Stakeholders have privately raised concern that the stakeholder engagement initiative might really be a way for the department to consolidate all of the advisory committees that meet with DHCS officials — a move they said that could actually reduce the amount of input DHCS receives.

That notion could not be farther from the truth, Dodson said. The only reason to spend so much time and energy on revamping the stakeholder process is to improve it for everyone, she said.

“We do have a number of stakeholder groups, we have been talking about making communication better with them over the last year or so,” she said. “We have done some things like the calendar on our website. We do want to see how can we get more feedback, how we can improve the groups. That’s part of the overall initiative that we’ve undertaken.”

DHCS staff members deal with stakeholders from several camps. According to Anthony Cava, an information officer at DHCS, there are more than 60 different stakeholder meetings, committees and workgroups held at regular times throughout the year. That total includes “formal advisory groups such as the Stakeholder Advisory Committee, Medi-Cal Managed Care Advisory Group, Mental Health groups, Coordinated Care Initiative groups,” Cava said in an email. That number does not include a number of informal or ad hoc stakeholder meetings, he said.
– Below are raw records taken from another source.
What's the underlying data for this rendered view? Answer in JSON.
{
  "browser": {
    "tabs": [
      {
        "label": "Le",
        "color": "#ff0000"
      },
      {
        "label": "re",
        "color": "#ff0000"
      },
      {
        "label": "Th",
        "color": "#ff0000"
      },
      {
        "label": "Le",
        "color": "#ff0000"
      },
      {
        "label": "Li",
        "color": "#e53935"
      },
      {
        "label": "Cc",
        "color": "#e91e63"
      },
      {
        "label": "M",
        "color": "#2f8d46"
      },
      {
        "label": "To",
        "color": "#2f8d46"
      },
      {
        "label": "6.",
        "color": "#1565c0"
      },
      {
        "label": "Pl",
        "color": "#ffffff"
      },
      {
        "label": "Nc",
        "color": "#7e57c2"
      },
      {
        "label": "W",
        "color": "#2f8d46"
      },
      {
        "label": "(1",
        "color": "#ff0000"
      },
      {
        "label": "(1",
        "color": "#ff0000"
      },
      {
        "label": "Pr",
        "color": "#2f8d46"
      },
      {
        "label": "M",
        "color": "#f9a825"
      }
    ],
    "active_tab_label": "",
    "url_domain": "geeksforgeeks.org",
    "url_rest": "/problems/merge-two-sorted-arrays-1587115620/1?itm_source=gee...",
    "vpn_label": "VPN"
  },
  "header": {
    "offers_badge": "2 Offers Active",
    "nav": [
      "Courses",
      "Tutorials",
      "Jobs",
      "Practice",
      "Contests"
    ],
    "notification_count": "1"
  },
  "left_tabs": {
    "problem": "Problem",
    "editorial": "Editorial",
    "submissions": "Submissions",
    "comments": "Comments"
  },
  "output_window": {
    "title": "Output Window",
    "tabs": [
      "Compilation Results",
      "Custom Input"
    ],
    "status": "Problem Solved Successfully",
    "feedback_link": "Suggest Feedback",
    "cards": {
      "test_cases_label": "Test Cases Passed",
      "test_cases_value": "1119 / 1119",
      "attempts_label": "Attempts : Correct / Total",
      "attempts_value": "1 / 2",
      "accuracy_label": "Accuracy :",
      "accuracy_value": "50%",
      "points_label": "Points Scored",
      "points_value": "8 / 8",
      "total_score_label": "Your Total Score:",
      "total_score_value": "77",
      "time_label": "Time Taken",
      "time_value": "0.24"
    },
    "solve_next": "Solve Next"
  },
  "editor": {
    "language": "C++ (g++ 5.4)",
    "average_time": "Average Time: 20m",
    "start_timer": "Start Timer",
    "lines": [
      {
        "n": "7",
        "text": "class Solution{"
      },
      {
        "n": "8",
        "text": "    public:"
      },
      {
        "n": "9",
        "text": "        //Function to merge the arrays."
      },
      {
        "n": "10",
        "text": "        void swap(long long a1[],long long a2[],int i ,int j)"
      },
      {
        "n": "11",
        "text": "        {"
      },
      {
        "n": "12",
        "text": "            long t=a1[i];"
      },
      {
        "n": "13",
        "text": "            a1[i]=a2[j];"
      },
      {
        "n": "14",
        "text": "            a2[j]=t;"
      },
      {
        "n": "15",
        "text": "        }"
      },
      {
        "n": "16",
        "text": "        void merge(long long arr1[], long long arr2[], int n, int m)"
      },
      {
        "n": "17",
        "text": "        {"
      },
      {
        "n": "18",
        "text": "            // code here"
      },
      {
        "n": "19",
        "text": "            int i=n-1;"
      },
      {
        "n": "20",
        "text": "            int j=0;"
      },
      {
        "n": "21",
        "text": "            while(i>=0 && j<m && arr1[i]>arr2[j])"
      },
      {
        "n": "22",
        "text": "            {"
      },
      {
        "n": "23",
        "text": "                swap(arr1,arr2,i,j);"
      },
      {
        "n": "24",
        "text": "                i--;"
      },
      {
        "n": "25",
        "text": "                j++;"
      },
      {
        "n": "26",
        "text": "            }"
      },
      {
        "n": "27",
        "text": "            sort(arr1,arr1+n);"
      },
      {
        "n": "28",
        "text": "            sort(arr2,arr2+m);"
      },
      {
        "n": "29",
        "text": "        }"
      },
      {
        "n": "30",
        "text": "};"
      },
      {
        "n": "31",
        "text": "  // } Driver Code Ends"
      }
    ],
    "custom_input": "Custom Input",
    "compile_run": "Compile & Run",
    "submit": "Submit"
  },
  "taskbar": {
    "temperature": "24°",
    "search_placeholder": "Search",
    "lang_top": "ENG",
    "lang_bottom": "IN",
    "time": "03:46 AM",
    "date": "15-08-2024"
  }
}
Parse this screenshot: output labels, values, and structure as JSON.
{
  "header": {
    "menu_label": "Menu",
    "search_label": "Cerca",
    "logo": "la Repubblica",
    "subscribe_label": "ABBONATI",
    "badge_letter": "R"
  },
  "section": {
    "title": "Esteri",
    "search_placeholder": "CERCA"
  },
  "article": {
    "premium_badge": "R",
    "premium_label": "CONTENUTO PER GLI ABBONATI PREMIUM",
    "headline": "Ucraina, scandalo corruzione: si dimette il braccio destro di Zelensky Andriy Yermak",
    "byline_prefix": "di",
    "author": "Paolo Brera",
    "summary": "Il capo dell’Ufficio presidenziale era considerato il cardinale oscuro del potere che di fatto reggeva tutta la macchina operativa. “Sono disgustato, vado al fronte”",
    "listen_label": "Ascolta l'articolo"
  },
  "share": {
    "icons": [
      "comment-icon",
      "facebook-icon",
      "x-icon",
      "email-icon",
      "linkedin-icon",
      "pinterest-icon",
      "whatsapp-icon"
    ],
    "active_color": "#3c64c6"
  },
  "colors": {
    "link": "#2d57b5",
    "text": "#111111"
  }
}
“There are pros and cons to having so many advisory groups,” Dodson said. “Sometimes we get feedback from stakeholders not to add a new group. We do think it’s possible that a separate group for this or that might be added into another group.”

That’s why the department is launching the initiative, Dodson said, to ask stakeholders what they think, to see what they think might work best.

“We want feedback on this, we don’t have presupposed outcomes,” Dodson said. “What’s an efficient use of stakeholder time? We want to really make a process that’s a good use of people’s time, where the input is getting incorporated or at least responded to.”

“We want that information to be absorbed, reviewed and considered,” she said. “Often it’s a feedback loop, an ongoing dialogue.”

Now that so many programs have been implemented, including the dramatic shift of about 70% of Medi-Cal beneficiaries into managed care plans, it’s a good time to take a step back and see how those implementations might be improved, Dodson said.

“We do hear what people are saying,” she said. “Part of it, too, is there is just so much going on in policy. We try to triage the things that are the most important the most pressing, the most impact on people.”

Department officials value the stakeholder community, she said, even if there have been times when time and resources have been too limited to pay close enough attention.  

“This has been a wonderful year of opportunity, but it’s very challenging,” Dodson said. “There is a tremendous amount of alignment between the department and stakeholders, and there can be more.”

“We don’t want to do it in a bubble,” Dodson said. “It doesn’t make sense to do it in a bubble. Again, we’re doing our best in a very challenging year. But it sounds like there is a need for more dialogue — to get things all out in the open. To think about what the solutions are, and get down to specifics. And that’s what we want to do.”

Related Topics